- [Information supplied]:
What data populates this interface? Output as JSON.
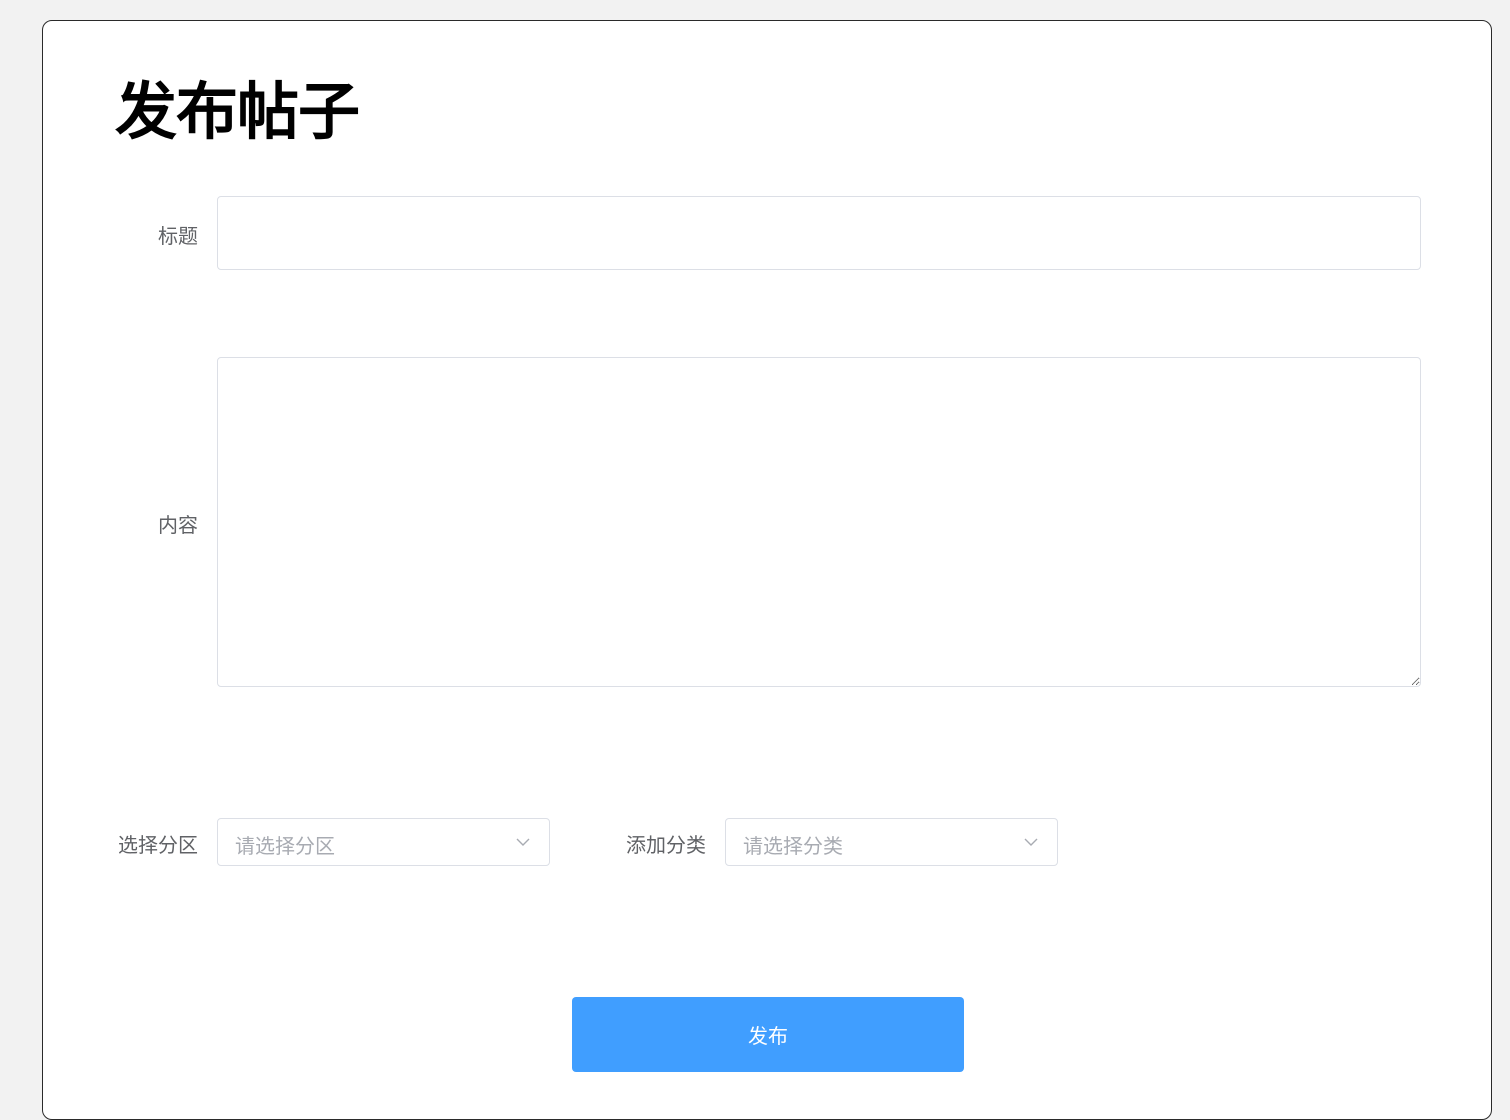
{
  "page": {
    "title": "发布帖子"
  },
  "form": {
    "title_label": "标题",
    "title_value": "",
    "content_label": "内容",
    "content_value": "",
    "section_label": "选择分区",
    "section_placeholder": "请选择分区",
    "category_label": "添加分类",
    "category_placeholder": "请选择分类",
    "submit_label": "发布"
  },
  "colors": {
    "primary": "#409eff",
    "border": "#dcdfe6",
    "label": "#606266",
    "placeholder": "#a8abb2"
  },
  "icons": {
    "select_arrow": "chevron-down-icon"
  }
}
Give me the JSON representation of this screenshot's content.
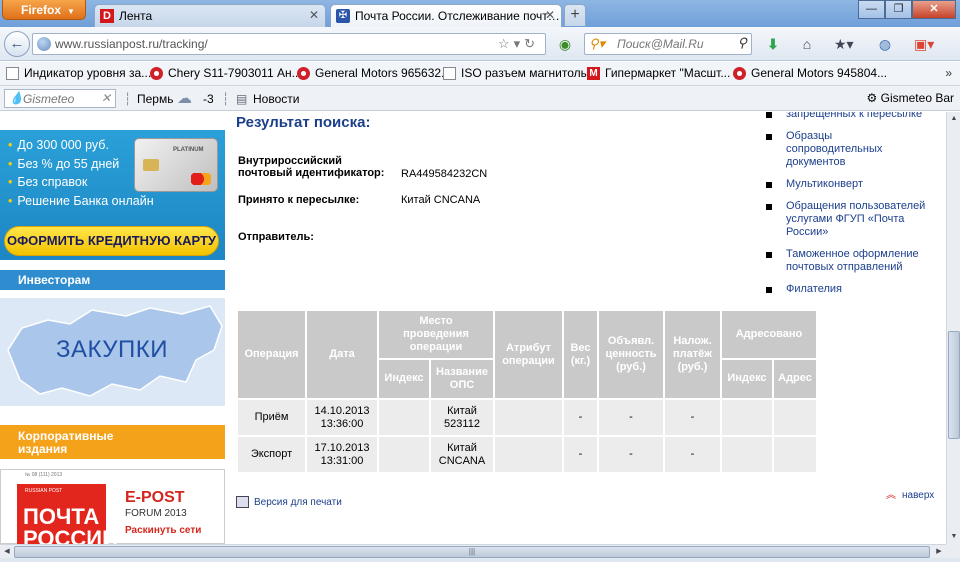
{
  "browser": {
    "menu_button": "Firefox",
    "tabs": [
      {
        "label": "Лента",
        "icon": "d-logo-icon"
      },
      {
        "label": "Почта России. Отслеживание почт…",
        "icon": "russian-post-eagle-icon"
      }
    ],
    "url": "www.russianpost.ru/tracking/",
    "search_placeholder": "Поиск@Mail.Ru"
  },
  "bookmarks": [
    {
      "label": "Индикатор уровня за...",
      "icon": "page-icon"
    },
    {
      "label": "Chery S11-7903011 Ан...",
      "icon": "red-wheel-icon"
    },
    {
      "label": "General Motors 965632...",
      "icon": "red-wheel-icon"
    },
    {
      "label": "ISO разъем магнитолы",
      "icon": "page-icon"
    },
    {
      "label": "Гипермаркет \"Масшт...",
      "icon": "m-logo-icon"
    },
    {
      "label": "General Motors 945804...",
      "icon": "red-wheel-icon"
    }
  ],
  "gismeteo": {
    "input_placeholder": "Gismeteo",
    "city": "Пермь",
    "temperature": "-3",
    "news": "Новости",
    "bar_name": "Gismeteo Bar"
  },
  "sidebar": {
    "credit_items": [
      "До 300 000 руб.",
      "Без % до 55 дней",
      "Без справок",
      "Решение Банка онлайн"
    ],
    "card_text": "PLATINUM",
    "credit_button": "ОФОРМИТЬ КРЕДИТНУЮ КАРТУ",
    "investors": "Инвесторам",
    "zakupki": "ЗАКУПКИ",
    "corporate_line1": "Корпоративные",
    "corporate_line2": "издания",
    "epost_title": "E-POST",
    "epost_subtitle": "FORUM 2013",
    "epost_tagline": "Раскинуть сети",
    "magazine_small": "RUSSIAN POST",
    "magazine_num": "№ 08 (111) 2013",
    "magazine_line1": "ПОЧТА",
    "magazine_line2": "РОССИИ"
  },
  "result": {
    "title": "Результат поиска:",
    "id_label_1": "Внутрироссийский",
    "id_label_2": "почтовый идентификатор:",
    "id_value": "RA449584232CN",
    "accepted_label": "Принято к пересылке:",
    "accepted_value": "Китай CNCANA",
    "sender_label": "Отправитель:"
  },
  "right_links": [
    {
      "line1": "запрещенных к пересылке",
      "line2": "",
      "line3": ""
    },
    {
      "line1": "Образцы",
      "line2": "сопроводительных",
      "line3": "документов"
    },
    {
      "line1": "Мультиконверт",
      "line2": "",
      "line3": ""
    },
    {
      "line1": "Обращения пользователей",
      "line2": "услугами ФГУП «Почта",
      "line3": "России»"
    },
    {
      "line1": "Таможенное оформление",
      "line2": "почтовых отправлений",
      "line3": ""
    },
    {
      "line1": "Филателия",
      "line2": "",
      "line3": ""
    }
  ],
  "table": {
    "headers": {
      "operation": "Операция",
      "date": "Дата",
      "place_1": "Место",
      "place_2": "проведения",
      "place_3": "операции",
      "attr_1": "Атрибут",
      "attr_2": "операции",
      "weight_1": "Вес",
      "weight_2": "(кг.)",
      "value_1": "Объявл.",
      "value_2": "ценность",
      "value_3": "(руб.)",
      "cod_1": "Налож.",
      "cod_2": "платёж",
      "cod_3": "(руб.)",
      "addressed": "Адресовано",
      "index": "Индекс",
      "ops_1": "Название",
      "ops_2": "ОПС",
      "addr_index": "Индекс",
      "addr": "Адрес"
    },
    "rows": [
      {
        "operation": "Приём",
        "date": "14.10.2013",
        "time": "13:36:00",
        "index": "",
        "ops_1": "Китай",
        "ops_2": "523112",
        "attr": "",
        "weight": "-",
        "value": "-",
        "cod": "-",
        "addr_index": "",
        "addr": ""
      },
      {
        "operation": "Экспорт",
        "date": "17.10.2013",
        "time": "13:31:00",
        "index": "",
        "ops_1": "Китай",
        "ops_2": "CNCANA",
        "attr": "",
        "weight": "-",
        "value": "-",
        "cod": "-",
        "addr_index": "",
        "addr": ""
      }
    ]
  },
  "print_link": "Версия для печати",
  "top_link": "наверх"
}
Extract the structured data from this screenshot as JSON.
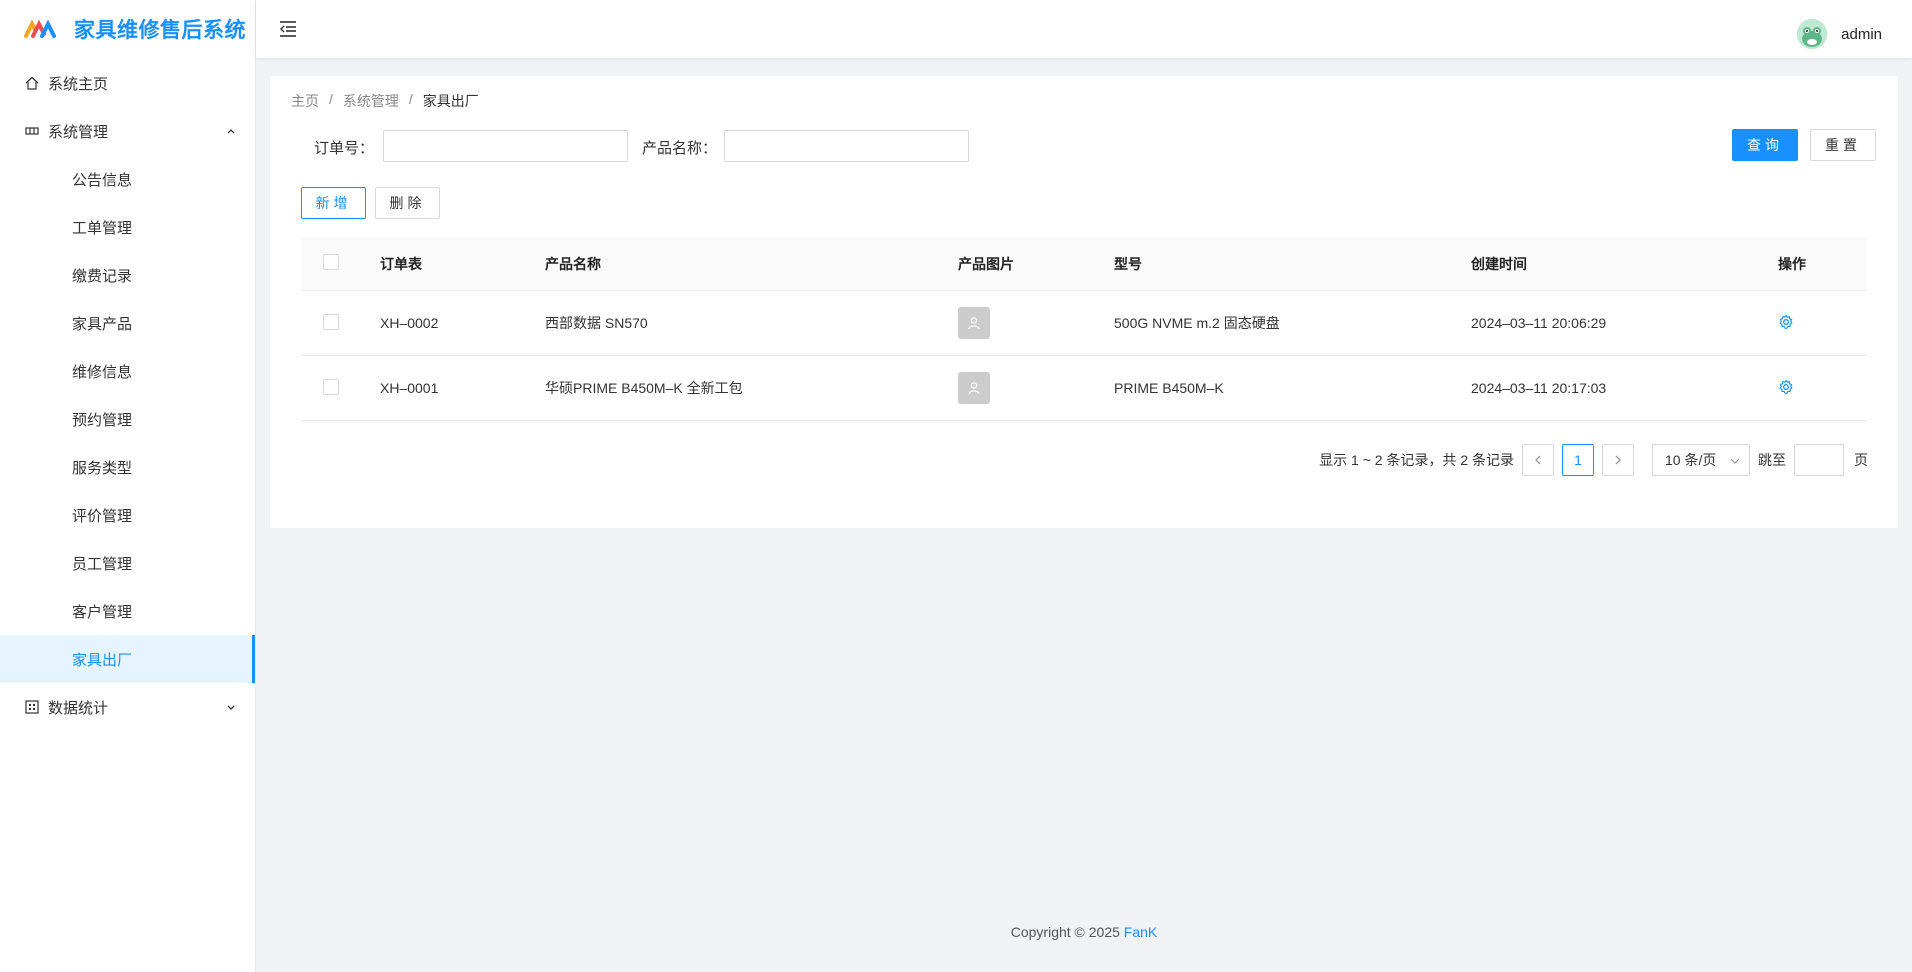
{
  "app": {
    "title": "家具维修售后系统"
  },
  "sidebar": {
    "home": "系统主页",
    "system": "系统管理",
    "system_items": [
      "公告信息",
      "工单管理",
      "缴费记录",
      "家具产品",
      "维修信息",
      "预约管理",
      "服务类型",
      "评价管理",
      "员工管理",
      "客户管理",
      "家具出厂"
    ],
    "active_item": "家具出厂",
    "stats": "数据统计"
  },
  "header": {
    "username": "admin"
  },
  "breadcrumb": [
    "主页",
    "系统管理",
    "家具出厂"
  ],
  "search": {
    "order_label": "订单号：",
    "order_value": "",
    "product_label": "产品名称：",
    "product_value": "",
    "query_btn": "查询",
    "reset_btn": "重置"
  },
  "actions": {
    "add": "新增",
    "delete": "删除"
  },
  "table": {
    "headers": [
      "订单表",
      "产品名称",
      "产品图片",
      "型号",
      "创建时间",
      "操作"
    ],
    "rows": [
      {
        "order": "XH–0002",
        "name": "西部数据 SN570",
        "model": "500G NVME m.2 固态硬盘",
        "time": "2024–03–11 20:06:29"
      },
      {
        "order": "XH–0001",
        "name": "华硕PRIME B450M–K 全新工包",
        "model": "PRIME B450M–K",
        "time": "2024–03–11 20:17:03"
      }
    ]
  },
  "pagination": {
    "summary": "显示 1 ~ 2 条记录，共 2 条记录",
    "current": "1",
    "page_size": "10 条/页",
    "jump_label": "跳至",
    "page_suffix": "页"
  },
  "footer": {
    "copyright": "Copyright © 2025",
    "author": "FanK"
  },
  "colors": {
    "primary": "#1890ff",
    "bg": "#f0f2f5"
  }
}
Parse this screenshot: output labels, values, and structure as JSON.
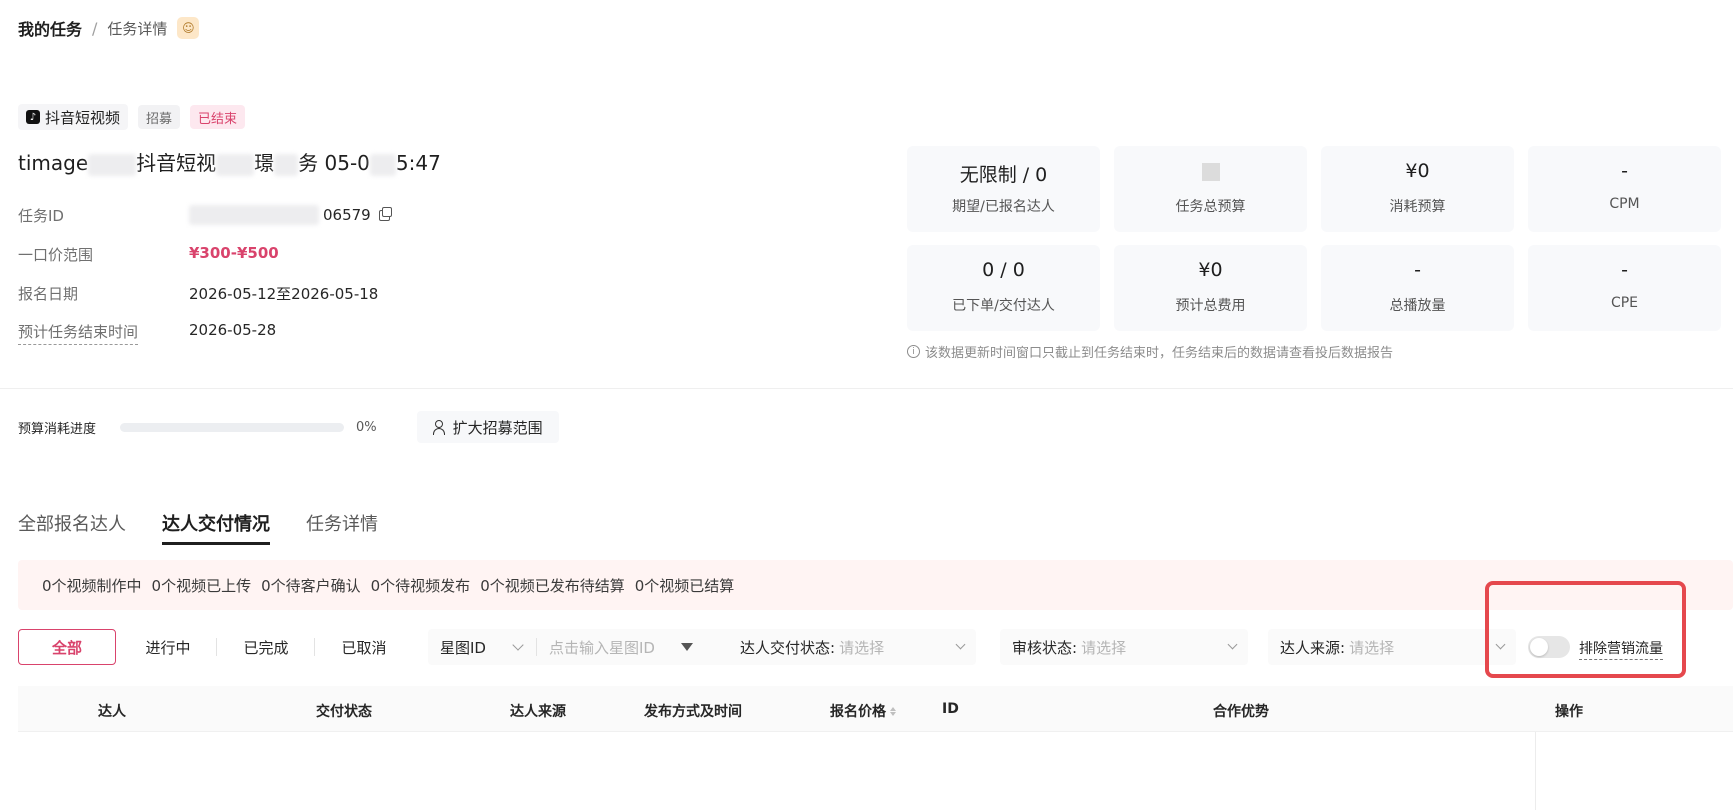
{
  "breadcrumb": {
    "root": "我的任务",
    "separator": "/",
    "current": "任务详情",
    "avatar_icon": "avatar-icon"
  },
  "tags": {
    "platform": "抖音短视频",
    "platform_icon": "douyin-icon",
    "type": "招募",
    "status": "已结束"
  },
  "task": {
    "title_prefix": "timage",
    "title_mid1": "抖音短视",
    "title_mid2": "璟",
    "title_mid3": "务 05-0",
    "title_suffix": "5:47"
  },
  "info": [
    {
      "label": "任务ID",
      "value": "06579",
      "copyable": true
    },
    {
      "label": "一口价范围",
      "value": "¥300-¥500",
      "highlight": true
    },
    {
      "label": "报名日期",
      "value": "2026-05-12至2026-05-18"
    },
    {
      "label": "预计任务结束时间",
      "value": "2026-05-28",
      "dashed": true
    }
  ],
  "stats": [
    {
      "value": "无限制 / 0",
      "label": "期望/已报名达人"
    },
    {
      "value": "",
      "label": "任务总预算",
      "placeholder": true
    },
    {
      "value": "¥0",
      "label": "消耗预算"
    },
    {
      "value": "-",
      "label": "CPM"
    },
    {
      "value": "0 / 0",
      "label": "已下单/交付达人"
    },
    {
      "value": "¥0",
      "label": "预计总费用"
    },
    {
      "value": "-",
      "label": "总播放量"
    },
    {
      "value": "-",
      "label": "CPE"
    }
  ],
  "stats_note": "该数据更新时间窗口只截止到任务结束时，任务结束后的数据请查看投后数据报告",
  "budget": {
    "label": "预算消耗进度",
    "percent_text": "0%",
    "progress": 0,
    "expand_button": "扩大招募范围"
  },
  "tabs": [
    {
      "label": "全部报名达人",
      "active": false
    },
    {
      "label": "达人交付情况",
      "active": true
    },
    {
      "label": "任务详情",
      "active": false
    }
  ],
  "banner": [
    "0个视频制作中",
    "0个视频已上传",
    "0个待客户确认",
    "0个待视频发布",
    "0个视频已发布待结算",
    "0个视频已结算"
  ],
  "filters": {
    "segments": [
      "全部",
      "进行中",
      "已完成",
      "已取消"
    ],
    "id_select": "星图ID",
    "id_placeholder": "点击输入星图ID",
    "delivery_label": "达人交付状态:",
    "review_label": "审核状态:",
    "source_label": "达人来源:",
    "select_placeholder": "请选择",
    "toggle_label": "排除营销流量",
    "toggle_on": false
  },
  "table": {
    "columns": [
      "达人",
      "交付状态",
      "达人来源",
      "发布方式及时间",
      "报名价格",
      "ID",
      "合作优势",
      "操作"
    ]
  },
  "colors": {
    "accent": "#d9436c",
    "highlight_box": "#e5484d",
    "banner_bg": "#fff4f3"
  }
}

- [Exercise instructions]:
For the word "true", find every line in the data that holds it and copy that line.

- [Answer to the problem]:
      "copyable": true
      "highlight": true
      "dashed": true
      "placeholder": true
      "active": true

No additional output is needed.